After exploring for a few hours I return to camp to find a koala sitting in a tree near my tent. It’s the perfect way to end my little excursion before I return to completing a university assignment that is due this week.
Note: There is no blog post for day 2 because I went over to the mainland to do some chores and visit a friend.
It took me a long time to pack my gear. Not because I didn’t want to leave but because I have no idea what one packs for a long-term cycling trip. I mean, how many t-shirts of pairs of trousers will I actually need? And will I regret not taking my hydro pack? And how does one make the panniers evenly balanced so the bike doesn’t handle like a drunken tractor? All these questions and still I have very few answers. No doubt this is the normal state of affairs for people who do the “sold the house and off to explore the world by bicycle” thing.
And so it was that I wobbled off down the road on a heavy, unevenly loaded touring bike with brand new panniers, a packraft and only one drink bottle (totally insufficient even for a day ride). My first stop: the Stradbroke Island barge some 30km (19 miles) from my parents’ place. Once there I met some lovely Dutch ladies who are visiting family in Australia. They too were waiting to walk onto the barge and I enjoyed a yarn with them. They complimented me on my Dutch as we parted ways: them to sit in the upstairs passenger lounge and me to stand with my bike.
The 45 minute barge trip to the island was relaxing. I stood on the deck enjoying the water views while reading a book, Maalika by Valarie Browning, that my friends gave me last weekend. Between the captivating book and the gentle bobbing of the barge, I arrived at the island relaxed and ready.
It being 1pm I treated myself to a vegetable curry from the Island Fruit Barn (I definitely recommend it), which I ate down at One Mile Jetty. It was rather pleasant sitting next to the calm water in the middle of the day with a threatening sky. This is exactly the kind of experience I am out here to enjoy.
From lunch it was still 18km (11 miles) to Amity Point. The road rolled over and around a few low hills passing stubby gums and banksias. I wonder whether my body will ever get used to cycling a loaded bike. Cognitively I know it will but a small part of me is still a tiny bit scared about whether I have what it takes to be a cycle tourist. Not scared enough to give up or become anxious; just a mild sense of “wow, this is really something different”.

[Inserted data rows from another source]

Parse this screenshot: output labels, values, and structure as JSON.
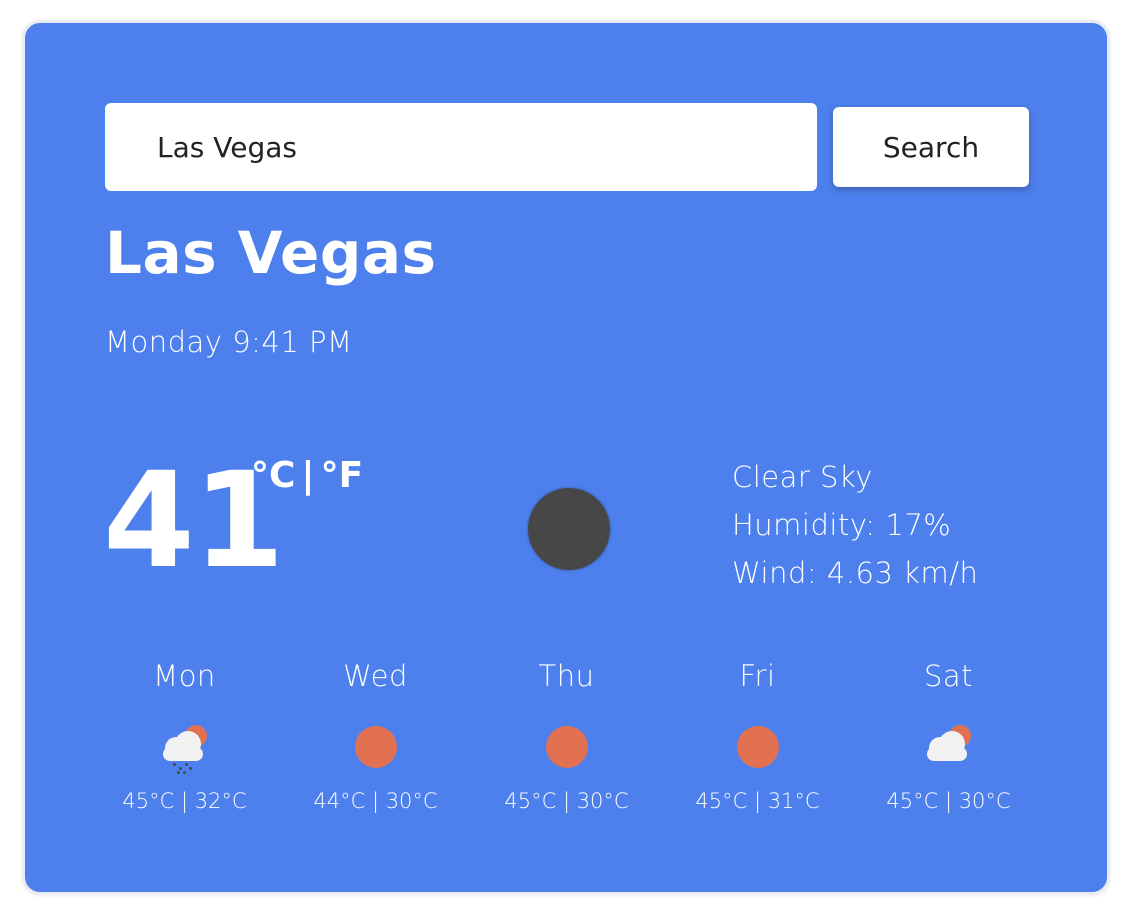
{
  "theme": {
    "card_bg": "#4d80ed",
    "sun_color": "#e27152",
    "main_icon_color": "#474747"
  },
  "search": {
    "value": "Las Vegas",
    "placeholder": "",
    "button_label": "Search"
  },
  "weather": {
    "city": "Las Vegas",
    "datetime": "Monday 9:41 PM",
    "temperature": "41",
    "unit_celsius": "°C",
    "unit_separator": "|",
    "unit_fahrenheit": "°F",
    "main_icon": "dark-circle-icon",
    "description": "Clear Sky",
    "humidity": "Humidity: 17%",
    "wind": "Wind: 4.63 km/h"
  },
  "forecast": [
    {
      "day": "Mon",
      "icon": "cloud-rain-sun-icon",
      "range": "45°C | 32°C"
    },
    {
      "day": "Wed",
      "icon": "sun-icon",
      "range": "44°C | 30°C"
    },
    {
      "day": "Thu",
      "icon": "sun-icon",
      "range": "45°C | 30°C"
    },
    {
      "day": "Fri",
      "icon": "sun-icon",
      "range": "45°C | 31°C"
    },
    {
      "day": "Sat",
      "icon": "cloud-sun-icon",
      "range": "45°C | 30°C"
    }
  ]
}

The camp at Amity Point is lovely. I have a shaded site with a soft sandy ground. It seems to be a quiet place to call home for most of the next five weeks and I found the ranger to be friendly. I watched dolphins swim along the coast as I ate ice cream in a nearby park. I still always get excited when I see these majestic mammals of the sea.
Back at camp a Swiss couple stopped to say hello. They have been cycling the world for 2 years and are heading back home next week. They asked about where I had ridden and I told them it is my first day. It seems auspicious to meet cycle tourists who are coming to the end of their journey on the same day I start mine. I can’t explain it but it just feels that way. And then they showed me the local koalas. If seeing dolphins is exciting then seeing koalas can only be described as awesome! It’s an auspicious start to my travels.